Artist Millie Brown's performance with Lady Gaga at SXSW has had a lot of tongues wagging these past few days — including her own. You know, since she purposefully vomited colors all over the pop icon during her
ARTPOP-packed Austin debut.
The messy display has earned its share of Web-time over the ensuing week, drawing criticism from the likes of Demi Lovato, who said that the performance glorified bulimia — criticism that Brown roundly negates.
"I can understand why people would make that association, but my performance really is not a statement about eating disorders themselves," Brown told MTV News. "It's like using my body to express myself. I think a lot of people understand that I'm not trying to punish myself and my body in that way."
"I obviously do not intend to promote bulimia," she added. "I think a lot of people who actually have suffered from eating disorders have found my performance very liberating — have come up to me personally and expressed that.
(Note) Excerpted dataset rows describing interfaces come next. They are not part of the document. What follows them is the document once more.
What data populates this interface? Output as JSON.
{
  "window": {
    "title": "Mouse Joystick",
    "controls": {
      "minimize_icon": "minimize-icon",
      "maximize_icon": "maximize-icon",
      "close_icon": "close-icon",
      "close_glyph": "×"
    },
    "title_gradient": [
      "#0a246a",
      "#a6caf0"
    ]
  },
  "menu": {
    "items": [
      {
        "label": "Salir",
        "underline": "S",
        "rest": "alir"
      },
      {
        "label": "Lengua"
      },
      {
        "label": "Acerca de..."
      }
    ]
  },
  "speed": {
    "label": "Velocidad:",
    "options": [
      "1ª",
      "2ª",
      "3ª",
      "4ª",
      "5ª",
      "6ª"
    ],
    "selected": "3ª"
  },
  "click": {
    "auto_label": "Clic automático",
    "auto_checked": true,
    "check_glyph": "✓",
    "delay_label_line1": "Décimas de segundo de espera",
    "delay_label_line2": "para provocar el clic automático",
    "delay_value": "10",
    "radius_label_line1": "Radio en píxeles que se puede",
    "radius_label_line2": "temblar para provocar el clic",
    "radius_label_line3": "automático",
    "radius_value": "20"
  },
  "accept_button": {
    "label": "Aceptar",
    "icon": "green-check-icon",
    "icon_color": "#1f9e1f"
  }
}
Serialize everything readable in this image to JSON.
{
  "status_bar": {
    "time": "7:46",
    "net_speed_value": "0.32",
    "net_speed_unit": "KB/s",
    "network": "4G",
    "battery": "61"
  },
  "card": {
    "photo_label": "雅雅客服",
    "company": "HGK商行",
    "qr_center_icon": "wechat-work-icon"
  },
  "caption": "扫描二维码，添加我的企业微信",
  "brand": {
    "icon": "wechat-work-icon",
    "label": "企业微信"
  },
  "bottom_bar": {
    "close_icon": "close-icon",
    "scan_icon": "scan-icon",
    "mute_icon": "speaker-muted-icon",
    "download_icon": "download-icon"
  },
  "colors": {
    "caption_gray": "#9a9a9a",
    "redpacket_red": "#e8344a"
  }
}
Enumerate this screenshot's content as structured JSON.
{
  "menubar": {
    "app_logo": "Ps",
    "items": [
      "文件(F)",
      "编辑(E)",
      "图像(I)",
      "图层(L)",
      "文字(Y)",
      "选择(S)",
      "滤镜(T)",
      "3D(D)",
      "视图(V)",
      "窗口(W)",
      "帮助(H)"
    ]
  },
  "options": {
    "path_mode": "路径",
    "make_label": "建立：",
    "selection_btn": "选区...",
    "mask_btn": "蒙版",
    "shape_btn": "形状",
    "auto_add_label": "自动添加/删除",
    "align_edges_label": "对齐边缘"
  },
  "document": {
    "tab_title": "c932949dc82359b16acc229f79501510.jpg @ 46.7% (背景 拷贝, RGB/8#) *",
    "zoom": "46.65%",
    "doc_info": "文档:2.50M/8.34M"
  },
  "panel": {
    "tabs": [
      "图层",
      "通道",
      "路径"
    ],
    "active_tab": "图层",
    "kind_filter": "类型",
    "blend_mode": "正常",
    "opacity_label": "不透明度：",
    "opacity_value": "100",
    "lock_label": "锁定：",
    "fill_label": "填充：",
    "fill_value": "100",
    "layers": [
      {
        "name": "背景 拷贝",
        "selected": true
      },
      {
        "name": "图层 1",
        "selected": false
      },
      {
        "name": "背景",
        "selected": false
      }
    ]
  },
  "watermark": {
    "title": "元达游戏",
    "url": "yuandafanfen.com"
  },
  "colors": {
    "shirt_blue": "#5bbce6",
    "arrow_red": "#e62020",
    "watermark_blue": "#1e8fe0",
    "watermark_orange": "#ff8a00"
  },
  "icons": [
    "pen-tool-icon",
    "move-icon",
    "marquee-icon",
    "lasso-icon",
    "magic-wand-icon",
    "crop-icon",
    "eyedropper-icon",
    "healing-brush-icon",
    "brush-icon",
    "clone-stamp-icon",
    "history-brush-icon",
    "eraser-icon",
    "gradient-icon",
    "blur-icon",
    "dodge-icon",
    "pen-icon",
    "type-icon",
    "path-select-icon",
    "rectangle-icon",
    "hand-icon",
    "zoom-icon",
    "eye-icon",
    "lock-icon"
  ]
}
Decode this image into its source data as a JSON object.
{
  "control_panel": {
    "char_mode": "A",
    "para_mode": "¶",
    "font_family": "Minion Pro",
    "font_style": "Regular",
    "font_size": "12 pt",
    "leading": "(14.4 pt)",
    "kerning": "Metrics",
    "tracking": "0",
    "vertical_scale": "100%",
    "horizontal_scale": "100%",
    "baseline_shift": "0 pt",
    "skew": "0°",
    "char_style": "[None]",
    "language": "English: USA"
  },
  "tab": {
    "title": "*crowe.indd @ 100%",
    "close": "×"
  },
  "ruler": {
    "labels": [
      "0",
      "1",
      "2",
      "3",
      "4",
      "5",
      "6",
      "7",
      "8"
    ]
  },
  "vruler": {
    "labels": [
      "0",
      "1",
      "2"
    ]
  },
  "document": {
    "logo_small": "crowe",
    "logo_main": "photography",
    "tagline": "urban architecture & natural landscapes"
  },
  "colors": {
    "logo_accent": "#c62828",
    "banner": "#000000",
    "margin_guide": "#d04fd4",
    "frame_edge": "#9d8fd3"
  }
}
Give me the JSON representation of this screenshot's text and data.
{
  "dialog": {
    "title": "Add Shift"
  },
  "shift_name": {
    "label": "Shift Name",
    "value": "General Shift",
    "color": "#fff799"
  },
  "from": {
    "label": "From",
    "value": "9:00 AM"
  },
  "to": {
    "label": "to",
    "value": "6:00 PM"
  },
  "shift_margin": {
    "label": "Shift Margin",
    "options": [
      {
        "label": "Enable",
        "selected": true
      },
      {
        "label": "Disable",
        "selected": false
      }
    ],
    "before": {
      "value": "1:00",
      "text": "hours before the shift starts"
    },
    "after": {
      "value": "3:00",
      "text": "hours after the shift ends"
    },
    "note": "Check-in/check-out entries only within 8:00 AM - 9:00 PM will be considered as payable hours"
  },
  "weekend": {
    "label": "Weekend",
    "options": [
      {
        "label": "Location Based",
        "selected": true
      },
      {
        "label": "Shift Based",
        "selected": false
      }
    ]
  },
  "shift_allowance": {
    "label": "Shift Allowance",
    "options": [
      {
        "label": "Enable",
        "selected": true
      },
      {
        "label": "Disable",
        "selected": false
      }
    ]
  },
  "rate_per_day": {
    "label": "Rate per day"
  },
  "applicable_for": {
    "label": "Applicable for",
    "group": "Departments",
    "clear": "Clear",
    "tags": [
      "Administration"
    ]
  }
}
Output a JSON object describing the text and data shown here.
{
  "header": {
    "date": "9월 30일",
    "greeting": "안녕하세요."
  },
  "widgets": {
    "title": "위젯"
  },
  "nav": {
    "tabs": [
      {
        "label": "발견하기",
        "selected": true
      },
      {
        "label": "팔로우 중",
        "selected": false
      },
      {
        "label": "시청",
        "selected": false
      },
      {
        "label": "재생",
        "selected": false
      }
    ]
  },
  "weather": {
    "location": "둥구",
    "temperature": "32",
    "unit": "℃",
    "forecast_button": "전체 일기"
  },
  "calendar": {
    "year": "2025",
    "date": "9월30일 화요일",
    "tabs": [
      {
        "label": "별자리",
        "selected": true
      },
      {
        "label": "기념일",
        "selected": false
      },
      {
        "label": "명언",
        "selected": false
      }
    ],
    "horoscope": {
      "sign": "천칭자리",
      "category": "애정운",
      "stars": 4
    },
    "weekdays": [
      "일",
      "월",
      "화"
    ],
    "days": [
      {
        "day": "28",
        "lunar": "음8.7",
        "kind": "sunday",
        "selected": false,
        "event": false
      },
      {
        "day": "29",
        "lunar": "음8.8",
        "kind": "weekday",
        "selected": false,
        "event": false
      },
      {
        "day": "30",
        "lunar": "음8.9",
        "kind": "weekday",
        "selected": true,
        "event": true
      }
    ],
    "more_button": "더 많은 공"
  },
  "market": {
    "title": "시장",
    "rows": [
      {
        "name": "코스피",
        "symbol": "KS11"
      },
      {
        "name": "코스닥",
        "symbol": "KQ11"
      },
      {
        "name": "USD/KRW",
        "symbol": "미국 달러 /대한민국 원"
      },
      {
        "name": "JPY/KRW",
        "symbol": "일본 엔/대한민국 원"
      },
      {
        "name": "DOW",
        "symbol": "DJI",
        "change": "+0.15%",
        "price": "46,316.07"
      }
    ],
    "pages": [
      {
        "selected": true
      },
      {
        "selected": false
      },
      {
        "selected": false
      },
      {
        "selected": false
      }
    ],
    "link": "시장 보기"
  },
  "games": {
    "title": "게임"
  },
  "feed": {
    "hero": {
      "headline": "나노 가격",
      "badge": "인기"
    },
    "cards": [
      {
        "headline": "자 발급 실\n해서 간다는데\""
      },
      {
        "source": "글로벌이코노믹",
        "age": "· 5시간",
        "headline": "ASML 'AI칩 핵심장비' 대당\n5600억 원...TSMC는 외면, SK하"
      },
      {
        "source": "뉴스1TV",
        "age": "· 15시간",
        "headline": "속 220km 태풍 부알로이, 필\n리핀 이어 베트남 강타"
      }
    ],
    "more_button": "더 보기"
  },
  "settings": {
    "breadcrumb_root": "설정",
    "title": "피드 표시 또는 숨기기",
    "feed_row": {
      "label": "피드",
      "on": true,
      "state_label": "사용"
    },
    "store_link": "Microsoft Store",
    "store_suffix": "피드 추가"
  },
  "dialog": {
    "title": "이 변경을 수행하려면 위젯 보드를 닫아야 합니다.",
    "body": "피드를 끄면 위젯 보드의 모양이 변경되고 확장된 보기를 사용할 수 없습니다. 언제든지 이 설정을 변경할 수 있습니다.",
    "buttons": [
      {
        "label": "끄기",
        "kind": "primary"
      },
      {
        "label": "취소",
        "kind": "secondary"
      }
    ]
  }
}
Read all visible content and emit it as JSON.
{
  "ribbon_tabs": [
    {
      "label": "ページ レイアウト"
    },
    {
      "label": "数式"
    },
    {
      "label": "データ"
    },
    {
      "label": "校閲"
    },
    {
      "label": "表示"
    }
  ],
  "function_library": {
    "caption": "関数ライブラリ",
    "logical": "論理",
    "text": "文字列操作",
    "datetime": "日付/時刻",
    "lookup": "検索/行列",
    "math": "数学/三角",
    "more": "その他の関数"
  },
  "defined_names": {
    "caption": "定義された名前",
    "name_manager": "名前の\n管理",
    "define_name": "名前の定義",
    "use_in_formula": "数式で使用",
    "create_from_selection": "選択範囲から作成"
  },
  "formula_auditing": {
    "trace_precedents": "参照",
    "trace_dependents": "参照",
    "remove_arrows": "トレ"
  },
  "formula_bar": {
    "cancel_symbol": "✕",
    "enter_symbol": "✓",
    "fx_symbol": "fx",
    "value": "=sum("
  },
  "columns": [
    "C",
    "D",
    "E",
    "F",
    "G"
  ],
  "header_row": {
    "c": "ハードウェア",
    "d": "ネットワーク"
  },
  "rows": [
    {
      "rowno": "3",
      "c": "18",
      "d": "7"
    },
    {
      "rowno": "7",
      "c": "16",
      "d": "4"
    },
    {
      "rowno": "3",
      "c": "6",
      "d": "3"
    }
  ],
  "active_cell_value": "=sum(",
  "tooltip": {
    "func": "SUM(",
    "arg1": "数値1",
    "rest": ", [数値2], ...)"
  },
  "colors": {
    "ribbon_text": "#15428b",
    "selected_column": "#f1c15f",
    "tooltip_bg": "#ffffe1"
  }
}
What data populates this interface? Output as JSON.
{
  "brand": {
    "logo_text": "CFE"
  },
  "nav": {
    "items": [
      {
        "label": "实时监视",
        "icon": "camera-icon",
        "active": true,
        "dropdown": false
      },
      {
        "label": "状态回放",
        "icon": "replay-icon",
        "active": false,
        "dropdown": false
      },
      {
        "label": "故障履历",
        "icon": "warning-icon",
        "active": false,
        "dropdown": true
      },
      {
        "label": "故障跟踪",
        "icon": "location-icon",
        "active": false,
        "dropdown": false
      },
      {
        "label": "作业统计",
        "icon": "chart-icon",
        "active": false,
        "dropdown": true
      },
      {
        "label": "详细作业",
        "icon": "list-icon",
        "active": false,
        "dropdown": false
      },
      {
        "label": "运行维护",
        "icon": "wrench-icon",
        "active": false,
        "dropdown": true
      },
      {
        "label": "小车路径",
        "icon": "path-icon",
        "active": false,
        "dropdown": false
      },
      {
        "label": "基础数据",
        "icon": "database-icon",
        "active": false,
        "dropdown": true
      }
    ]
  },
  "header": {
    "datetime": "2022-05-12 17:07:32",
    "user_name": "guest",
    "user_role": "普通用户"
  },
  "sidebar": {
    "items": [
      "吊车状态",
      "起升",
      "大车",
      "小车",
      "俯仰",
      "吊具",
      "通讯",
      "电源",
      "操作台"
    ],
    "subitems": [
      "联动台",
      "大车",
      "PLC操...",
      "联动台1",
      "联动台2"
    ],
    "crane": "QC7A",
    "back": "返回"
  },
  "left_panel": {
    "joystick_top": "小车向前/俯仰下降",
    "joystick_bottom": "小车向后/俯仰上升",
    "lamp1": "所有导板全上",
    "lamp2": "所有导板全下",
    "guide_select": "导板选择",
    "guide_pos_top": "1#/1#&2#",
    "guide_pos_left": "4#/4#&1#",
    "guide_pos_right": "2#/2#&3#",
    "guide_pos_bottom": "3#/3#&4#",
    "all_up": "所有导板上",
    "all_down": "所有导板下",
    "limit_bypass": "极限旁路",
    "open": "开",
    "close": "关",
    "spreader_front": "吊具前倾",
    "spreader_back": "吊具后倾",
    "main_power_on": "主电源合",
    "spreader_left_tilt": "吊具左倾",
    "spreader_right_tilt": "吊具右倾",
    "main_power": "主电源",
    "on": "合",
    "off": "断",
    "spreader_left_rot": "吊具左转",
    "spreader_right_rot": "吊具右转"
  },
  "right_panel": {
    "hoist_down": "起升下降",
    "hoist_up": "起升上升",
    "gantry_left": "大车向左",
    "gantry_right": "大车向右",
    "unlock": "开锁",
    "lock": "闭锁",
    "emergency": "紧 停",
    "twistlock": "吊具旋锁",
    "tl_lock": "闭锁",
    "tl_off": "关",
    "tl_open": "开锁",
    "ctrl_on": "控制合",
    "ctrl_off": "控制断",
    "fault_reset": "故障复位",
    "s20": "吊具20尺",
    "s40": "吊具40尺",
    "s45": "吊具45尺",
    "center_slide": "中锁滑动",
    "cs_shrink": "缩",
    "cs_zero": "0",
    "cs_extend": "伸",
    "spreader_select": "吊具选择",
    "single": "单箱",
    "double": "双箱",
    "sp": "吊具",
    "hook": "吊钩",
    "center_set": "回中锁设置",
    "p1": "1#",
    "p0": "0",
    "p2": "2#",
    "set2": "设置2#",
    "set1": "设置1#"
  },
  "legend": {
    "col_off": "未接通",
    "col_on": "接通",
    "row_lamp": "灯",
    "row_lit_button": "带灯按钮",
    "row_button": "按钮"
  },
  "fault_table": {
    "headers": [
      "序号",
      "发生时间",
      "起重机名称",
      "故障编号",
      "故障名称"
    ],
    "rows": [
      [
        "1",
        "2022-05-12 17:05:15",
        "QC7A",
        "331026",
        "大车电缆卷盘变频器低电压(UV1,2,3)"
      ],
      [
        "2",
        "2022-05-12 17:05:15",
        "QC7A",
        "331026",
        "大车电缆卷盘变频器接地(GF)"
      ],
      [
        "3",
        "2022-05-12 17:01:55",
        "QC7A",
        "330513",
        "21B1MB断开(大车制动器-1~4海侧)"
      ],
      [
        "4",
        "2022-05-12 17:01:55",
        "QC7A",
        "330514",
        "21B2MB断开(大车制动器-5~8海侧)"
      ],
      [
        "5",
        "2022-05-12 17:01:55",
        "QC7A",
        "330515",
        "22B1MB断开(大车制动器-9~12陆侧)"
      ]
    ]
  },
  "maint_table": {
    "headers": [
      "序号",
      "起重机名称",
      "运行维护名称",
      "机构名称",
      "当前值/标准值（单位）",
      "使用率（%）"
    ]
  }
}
So I think it has actually affected a lot of people in a positive way rather than negative."
Lovato, after seeing Brown do her thing on stage, felt differently. "Sad... As if we didn't have enough people glamorizing eat disorders already. Bottom line, it's not 'cool' or 'artsy' at all," Lovato tweeted. "Would you let someone bring a needle and shoot up on you? Addiction is addiction."
She then called herself a "little monster," affirming her Gaga fandom.
It's not "shade" and it's not "hate". But someone has to come forward and say it and I'll take the heat for it. ✌️— demetria lovato (@ddlovato) March 14, 2014
Although Lovato dismisses Brown's work — saying, "Putting the word ART in it isn't a free card to do whatever you want without consequences" — the artist has been working in her medium for a decade now, and has long been entrenched in the performance art scene.
For her, her work is less about body image and more about body power.
"I wanted to use my body to create a really raw performance and use my body to paint from the inside out to create something that truly came from within," she said.
Brown first started performing her "vomiting the rainbow" routine in Berlin in 2004. "That was the first time I actually made myself vomit before and it was this new experience," she said. "And the performance was just so powerful that it's something that I wanted to explore further."
When it comes to creating these vomituous pieces, Brown has worked out a process over the years. She doesn't eat for two days beforehand and swallows a mixture of food dye and soy milk (she's vegan) in order to create the bright colors she spews onto canvases and, in Gaga's case, people.
For Brown, the whole deal is art — even the not-eating-for-two-days.
"Leading up to the performance is what I find interesting, the actual process of that," she said. "The canvas or the performance itself is almost like the climax of this long, solitary performance, which I experience alone."
She tries to limit performances to one per month, so as to give her body a rest in between shows.
SXSW was not the first time Brown collaborated with Gaga, having worked on a video for her Monster Ball tour. However, it was her turn on the Texas stage that really got people talking.
"I think a lot of people didn't actually realize it was real," Brown said of her work. "I think that seeing it live, it had so much more of a powerful impact. I wasn't expecting so much to come from this, but I think it's pretty amazing that so many people are talking about performance art."
When it comes to future collaborations with Mother Monster, Brown isn't sure what's in store; the two hooking up in Austin was a last-minute decision.
"I really like working with Lady Gaga because she really understands performance art," Brown said. "And I think we understand each other."